Besides its issues with Beijing, the Biden administration is also stepping up criticism of Russian President Vladimir Putin on human rights. China is working to win over Middle Eastern countries including Iran in what appears to be preparation for a new Cold War with global democracies.
The relationship between the U.S. and China has shifted into a struggle over the nature of their countries, said Satohiro Akimoto, president of the Sasakawa Peace Foundation USA, headquartered in Washington.
"The question is whether Japan can show enough determination for that," he said.
China will very likely seek to rattle or threaten Japan either militarily or economically. "Japan needs to consider its strategy on how to respond to China, theoretically over the next 20 to 30 years" but realistically 10, Akimoto said. The U.S. had not been able to do so but has now started to, he said.

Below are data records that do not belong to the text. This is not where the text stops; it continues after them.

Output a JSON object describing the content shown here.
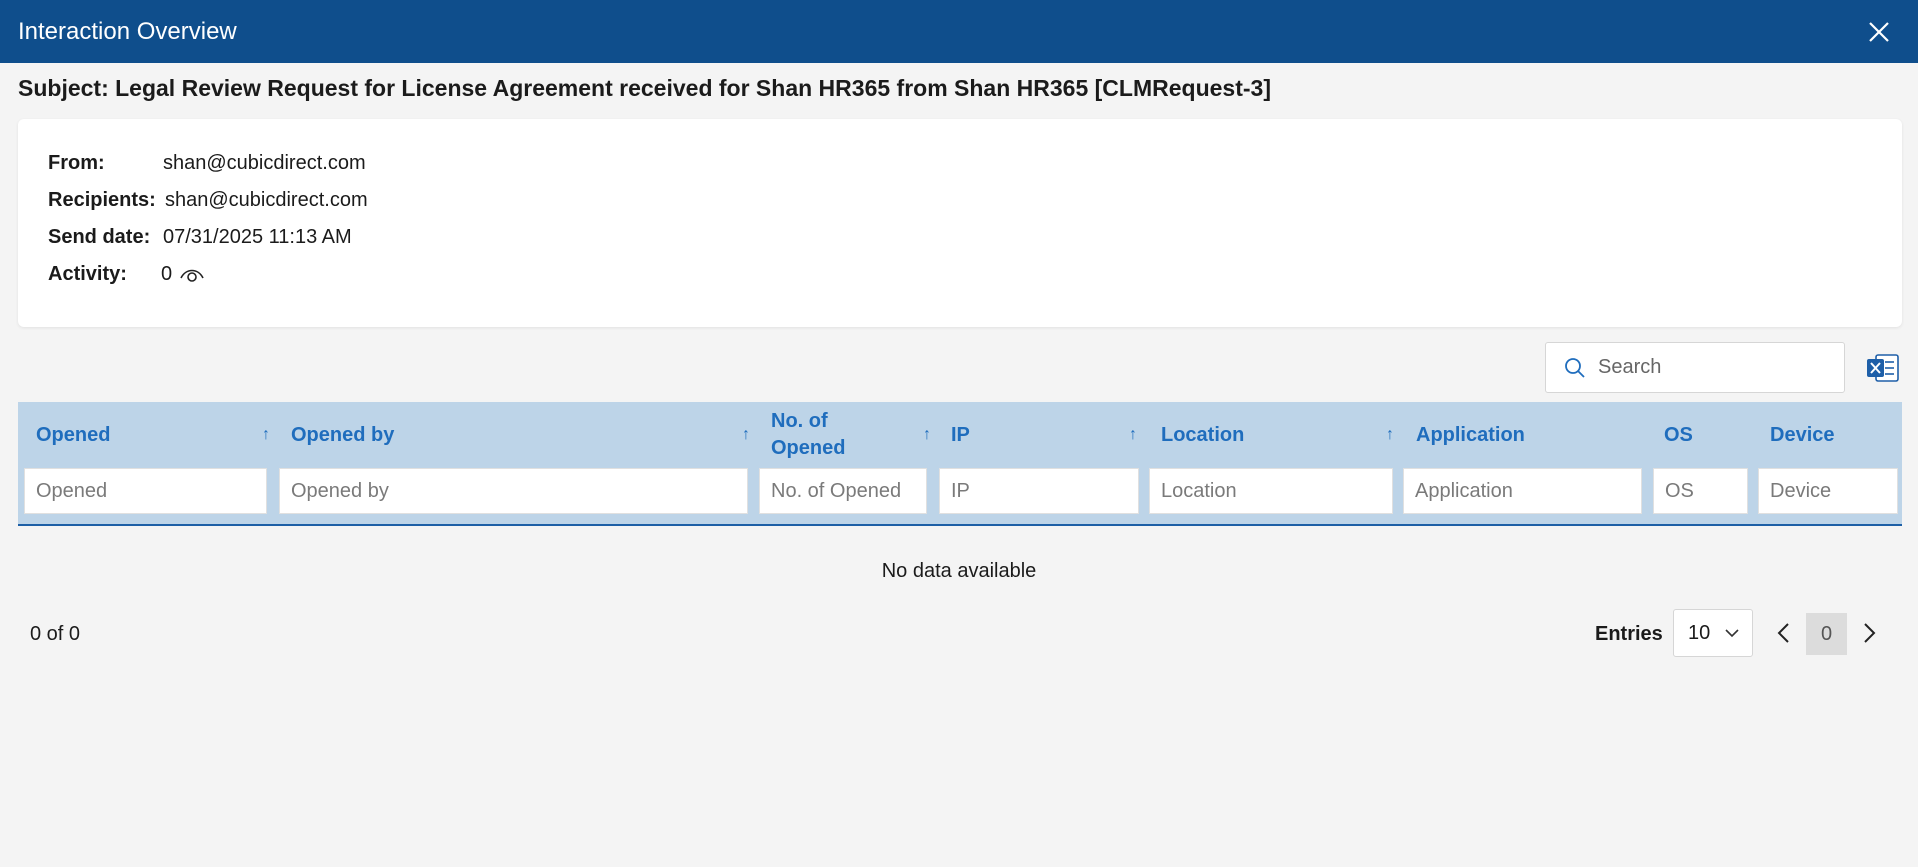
{
  "window": {
    "title": "Interaction Overview"
  },
  "subject": "Subject: Legal Review Request for License Agreement received for Shan HR365 from Shan HR365 [CLMRequest-3]",
  "details": {
    "from_label": "From:",
    "from_value": "shan@cubicdirect.com",
    "recipients_label": "Recipients:",
    "recipients_value": "shan@cubicdirect.com",
    "send_date_label": "Send date:",
    "send_date_value": "07/31/2025 11:13 AM",
    "activity_label": "Activity:",
    "activity_value": "0",
    "activity_icon": "eye-icon"
  },
  "toolbar": {
    "search_placeholder": "Search",
    "export_icon": "excel-export-icon"
  },
  "grid": {
    "columns": [
      {
        "label": "Opened",
        "filter_placeholder": "Opened",
        "sortable": true
      },
      {
        "label": "Opened by",
        "filter_placeholder": "Opened by",
        "sortable": true
      },
      {
        "label": "No. of Opened",
        "filter_placeholder": "No. of Opened",
        "sortable": true
      },
      {
        "label": "IP",
        "filter_placeholder": "IP",
        "sortable": true
      },
      {
        "label": "Location",
        "filter_placeholder": "Location",
        "sortable": true
      },
      {
        "label": "Application",
        "filter_placeholder": "Application",
        "sortable": false
      },
      {
        "label": "OS",
        "filter_placeholder": "OS",
        "sortable": false
      },
      {
        "label": "Device",
        "filter_placeholder": "Device",
        "sortable": false
      }
    ],
    "empty_text": "No data available"
  },
  "pagination": {
    "count_text": "0 of 0",
    "entries_label": "Entries",
    "entries_value": "10",
    "current_page": "0"
  },
  "colors": {
    "header_bar": "#0f4e8c",
    "grid_header": "#bdd4e8",
    "accent_text": "#1f6dbd"
  }
}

Mireya Solis, director of the Center for East Asia Policy Studies at the Washington-headquartered Brookings Institution, warned against "missed opportunities" caused by a lack of a proactive trade strategy within the Biden administration.
It has given no indication that it will return the U.S. to the Trans-Pacific Partnership trade pact, despite Biden's pledge during the presidential election campaign to "set the rules of the road" on trade.
"I think, at the end of the day, the U.S. has to be increasing integration, connectivity, economic opportunity, for the region," Solis said. "So that's still the big gap and goal."
"It's not going to be solved by the leaders' summit, but I would hope that Prime Minister Suga begins to send that message -- how important this is to the American president," Solis said.
"It will be in these international meetings -- and there will be more throughout the year -- where it is important for leaders in the region to send a message that this is indeed a major handicap of the U.S. diplomacy in Asia," she said.
The Japan-U.S. summit is no longer an afterthought. It should be used to create an opening for serious efforts to strengthen cooperation between the two allies.